==== Source data ====
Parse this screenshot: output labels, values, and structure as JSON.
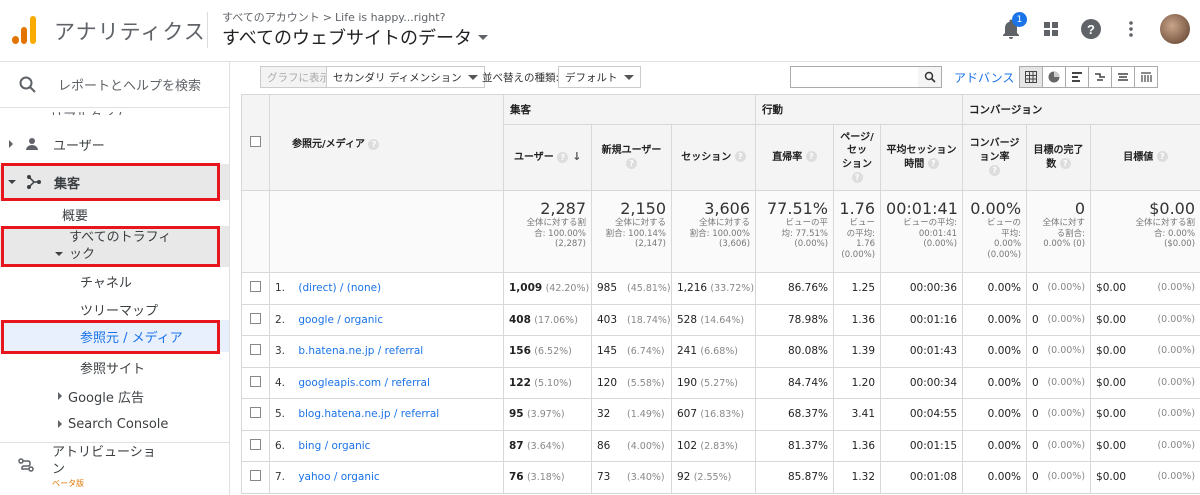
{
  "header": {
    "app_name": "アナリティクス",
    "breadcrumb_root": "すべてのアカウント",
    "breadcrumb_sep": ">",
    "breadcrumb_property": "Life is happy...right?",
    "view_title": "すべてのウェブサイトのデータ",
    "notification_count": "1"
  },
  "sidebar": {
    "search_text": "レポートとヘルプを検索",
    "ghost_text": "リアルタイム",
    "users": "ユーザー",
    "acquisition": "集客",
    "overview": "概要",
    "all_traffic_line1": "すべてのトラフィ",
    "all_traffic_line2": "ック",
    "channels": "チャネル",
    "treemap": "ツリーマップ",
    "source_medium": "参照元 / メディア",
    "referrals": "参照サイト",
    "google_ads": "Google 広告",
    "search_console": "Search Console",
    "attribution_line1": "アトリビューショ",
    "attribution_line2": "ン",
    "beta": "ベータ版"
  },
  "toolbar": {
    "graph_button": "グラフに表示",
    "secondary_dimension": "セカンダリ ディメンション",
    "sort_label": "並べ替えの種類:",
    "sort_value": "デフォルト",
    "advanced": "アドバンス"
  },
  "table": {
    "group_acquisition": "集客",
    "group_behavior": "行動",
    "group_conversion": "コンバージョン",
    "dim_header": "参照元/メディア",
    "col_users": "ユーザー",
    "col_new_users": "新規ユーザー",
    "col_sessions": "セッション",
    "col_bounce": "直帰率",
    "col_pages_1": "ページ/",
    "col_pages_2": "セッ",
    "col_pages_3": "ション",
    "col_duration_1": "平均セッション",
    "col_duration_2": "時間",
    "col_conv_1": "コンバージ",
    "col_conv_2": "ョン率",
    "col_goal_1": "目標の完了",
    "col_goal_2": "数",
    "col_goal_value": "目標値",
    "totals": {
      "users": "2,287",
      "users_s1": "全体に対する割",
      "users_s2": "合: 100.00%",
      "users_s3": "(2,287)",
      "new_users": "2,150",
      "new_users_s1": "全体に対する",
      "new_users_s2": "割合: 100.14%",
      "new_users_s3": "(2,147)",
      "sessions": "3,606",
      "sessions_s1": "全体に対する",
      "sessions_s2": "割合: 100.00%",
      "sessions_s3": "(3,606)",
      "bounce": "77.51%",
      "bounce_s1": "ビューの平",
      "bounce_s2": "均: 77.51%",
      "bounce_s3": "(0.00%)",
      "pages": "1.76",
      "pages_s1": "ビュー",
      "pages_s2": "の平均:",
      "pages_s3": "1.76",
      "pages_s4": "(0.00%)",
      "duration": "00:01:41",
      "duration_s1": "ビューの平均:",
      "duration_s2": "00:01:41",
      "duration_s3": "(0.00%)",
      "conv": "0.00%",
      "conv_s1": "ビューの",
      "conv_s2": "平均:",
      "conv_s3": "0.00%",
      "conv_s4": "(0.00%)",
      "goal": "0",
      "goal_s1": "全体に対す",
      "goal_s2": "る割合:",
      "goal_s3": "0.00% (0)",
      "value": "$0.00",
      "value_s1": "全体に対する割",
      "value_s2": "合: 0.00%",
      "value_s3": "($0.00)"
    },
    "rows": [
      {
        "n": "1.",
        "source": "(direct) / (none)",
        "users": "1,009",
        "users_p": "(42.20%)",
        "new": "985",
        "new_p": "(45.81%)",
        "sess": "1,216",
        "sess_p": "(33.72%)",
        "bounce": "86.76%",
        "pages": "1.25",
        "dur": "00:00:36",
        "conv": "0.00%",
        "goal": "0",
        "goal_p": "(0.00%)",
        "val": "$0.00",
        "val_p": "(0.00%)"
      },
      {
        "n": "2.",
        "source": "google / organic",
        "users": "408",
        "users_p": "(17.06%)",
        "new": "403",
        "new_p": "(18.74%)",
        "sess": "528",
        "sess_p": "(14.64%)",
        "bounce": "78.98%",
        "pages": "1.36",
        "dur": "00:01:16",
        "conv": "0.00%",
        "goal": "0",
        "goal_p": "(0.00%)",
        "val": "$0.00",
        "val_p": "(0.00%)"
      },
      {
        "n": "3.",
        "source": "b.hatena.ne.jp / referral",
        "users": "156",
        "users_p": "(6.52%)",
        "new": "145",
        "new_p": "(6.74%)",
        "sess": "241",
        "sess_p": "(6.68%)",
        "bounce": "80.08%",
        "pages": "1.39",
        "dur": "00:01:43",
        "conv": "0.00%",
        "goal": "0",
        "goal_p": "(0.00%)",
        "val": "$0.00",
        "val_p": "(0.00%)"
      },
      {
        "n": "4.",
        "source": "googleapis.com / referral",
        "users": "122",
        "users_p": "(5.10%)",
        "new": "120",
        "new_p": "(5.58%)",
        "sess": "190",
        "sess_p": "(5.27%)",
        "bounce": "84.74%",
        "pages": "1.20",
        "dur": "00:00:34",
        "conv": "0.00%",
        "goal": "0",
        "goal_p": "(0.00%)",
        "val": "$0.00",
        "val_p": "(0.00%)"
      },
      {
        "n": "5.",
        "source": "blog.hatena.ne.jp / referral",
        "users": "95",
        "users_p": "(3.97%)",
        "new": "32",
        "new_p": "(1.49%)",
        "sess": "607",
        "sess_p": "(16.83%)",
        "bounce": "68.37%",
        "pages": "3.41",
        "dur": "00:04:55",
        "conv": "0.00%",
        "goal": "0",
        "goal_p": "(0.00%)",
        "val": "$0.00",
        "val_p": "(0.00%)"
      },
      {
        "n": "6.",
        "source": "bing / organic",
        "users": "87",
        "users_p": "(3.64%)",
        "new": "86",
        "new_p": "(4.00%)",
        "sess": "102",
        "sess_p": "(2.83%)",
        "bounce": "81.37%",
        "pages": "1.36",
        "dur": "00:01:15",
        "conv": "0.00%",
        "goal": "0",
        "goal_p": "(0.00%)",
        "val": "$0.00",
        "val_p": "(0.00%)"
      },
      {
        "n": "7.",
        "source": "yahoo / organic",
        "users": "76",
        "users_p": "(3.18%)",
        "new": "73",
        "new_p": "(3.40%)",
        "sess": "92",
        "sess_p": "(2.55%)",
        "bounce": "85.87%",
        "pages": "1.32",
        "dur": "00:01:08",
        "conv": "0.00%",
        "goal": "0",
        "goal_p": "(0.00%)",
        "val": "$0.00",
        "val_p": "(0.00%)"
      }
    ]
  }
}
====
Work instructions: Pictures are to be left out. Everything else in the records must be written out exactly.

Answer box:
Parse this screenshot: output labels, values, and structure as JSON.
{
  "header": {
    "app_name": "アナリティクス",
    "breadcrumb_root": "すべてのアカウント",
    "breadcrumb_sep": ">",
    "breadcrumb_property": "Life is happy...right?",
    "view_title": "すべてのウェブサイトのデータ",
    "notification_count": "1"
  },
  "sidebar": {
    "search_text": "レポートとヘルプを検索",
    "ghost_text": "リアルタイム",
    "users": "ユーザー",
    "acquisition": "集客",
    "overview": "概要",
    "all_traffic_line1": "すべてのトラフィ",
    "all_traffic_line2": "ック",
    "channels": "チャネル",
    "treemap": "ツリーマップ",
    "source_medium": "参照元 / メディア",
    "referrals": "参照サイト",
    "google_ads": "Google 広告",
    "search_console": "Search Console",
    "attribution_line1": "アトリビューショ",
    "attribution_line2": "ン",
    "beta": "ベータ版"
  },
  "toolbar": {
    "graph_button": "グラフに表示",
    "secondary_dimension": "セカンダリ ディメンション",
    "sort_label": "並べ替えの種類:",
    "sort_value": "デフォルト",
    "advanced": "アドバンス"
  },
  "table": {
    "group_acquisition": "集客",
    "group_behavior": "行動",
    "group_conversion": "コンバージョン",
    "dim_header": "参照元/メディア",
    "col_users": "ユーザー",
    "col_new_users": "新規ユーザー",
    "col_sessions": "セッション",
    "col_bounce": "直帰率",
    "col_pages_1": "ページ/",
    "col_pages_2": "セッ",
    "col_pages_3": "ション",
    "col_duration_1": "平均セッション",
    "col_duration_2": "時間",
    "col_conv_1": "コンバージ",
    "col_conv_2": "ョン率",
    "col_goal_1": "目標の完了",
    "col_goal_2": "数",
    "col_goal_value": "目標値",
    "totals": {
      "users": "2,287",
      "users_s1": "全体に対する割",
      "users_s2": "合: 100.00%",
      "users_s3": "(2,287)",
      "new_users": "2,150",
      "new_users_s1": "全体に対する",
      "new_users_s2": "割合: 100.14%",
      "new_users_s3": "(2,147)",
      "sessions": "3,606",
      "sessions_s1": "全体に対する",
      "sessions_s2": "割合: 100.00%",
      "sessions_s3": "(3,606)",
      "bounce": "77.51%",
      "bounce_s1": "ビューの平",
      "bounce_s2": "均: 77.51%",
      "bounce_s3": "(0.00%)",
      "pages": "1.76",
      "pages_s1": "ビュー",
      "pages_s2": "の平均:",
      "pages_s3": "1.76",
      "pages_s4": "(0.00%)",
      "duration": "00:01:41",
      "duration_s1": "ビューの平均:",
      "duration_s2": "00:01:41",
      "duration_s3": "(0.00%)",
      "conv": "0.00%",
      "conv_s1": "ビューの",
      "conv_s2": "平均:",
      "conv_s3": "0.00%",
      "conv_s4": "(0.00%)",
      "goal": "0",
      "goal_s1": "全体に対す",
      "goal_s2": "る割合:",
      "goal_s3": "0.00% (0)",
      "value": "$0.00",
      "value_s1": "全体に対する割",
      "value_s2": "合: 0.00%",
      "value_s3": "($0.00)"
    },
    "rows": [
      {
        "n": "1.",
        "source": "(direct) / (none)",
        "users": "1,009",
        "users_p": "(42.20%)",
        "new": "985",
        "new_p": "(45.81%)",
        "sess": "1,216",
        "sess_p": "(33.72%)",
        "bounce": "86.76%",
        "pages": "1.25",
        "dur": "00:00:36",
        "conv": "0.00%",
        "goal": "0",
        "goal_p": "(0.00%)",
        "val": "$0.00",
        "val_p": "(0.00%)"
      },
      {
        "n": "2.",
        "source": "google / organic",
        "users": "408",
        "users_p": "(17.06%)",
        "new": "403",
        "new_p": "(18.74%)",
        "sess": "528",
        "sess_p": "(14.64%)",
        "bounce": "78.98%",
        "pages": "1.36",
        "dur": "00:01:16",
        "conv": "0.00%",
        "goal": "0",
        "goal_p": "(0.00%)",
        "val": "$0.00",
        "val_p": "(0.00%)"
      },
      {
        "n": "3.",
        "source": "b.hatena.ne.jp / referral",
        "users": "156",
        "users_p": "(6.52%)",
        "new": "145",
        "new_p": "(6.74%)",
        "sess": "241",
        "sess_p": "(6.68%)",
        "bounce": "80.08%",
        "pages": "1.39",
        "dur": "00:01:43",
        "conv": "0.00%",
        "goal": "0",
        "goal_p": "(0.00%)",
        "val": "$0.00",
        "val_p": "(0.00%)"
      },
      {
        "n": "4.",
        "source": "googleapis.com / referral",
        "users": "122",
        "users_p": "(5.10%)",
        "new": "120",
        "new_p": "(5.58%)",
        "sess": "190",
        "sess_p": "(5.27%)",
        "bounce": "84.74%",
        "pages": "1.20",
        "dur": "00:00:34",
        "conv": "0.00%",
        "goal": "0",
        "goal_p": "(0.00%)",
        "val": "$0.00",
        "val_p": "(0.00%)"
      },
      {
        "n": "5.",
        "source": "blog.hatena.ne.jp / referral",
        "users": "95",
        "users_p": "(3.97%)",
        "new": "32",
        "new_p": "(1.49%)",
        "sess": "607",
        "sess_p": "(16.83%)",
        "bounce": "68.37%",
        "pages": "3.41",
        "dur": "00:04:55",
        "conv": "0.00%",
        "goal": "0",
        "goal_p": "(0.00%)",
        "val": "$0.00",
        "val_p": "(0.00%)"
      },
      {
        "n": "6.",
        "source": "bing / organic",
        "users": "87",
        "users_p": "(3.64%)",
        "new": "86",
        "new_p": "(4.00%)",
        "sess": "102",
        "sess_p": "(2.83%)",
        "bounce": "81.37%",
        "pages": "1.36",
        "dur": "00:01:15",
        "conv": "0.00%",
        "goal": "0",
        "goal_p": "(0.00%)",
        "val": "$0.00",
        "val_p": "(0.00%)"
      },
      {
        "n": "7.",
        "source": "yahoo / organic",
        "users": "76",
        "users_p": "(3.18%)",
        "new": "73",
        "new_p": "(3.40%)",
        "sess": "92",
        "sess_p": "(2.55%)",
        "bounce": "85.87%",
        "pages": "1.32",
        "dur": "00:01:08",
        "conv": "0.00%",
        "goal": "0",
        "goal_p": "(0.00%)",
        "val": "$0.00",
        "val_p": "(0.00%)"
      }
    ]
  }
}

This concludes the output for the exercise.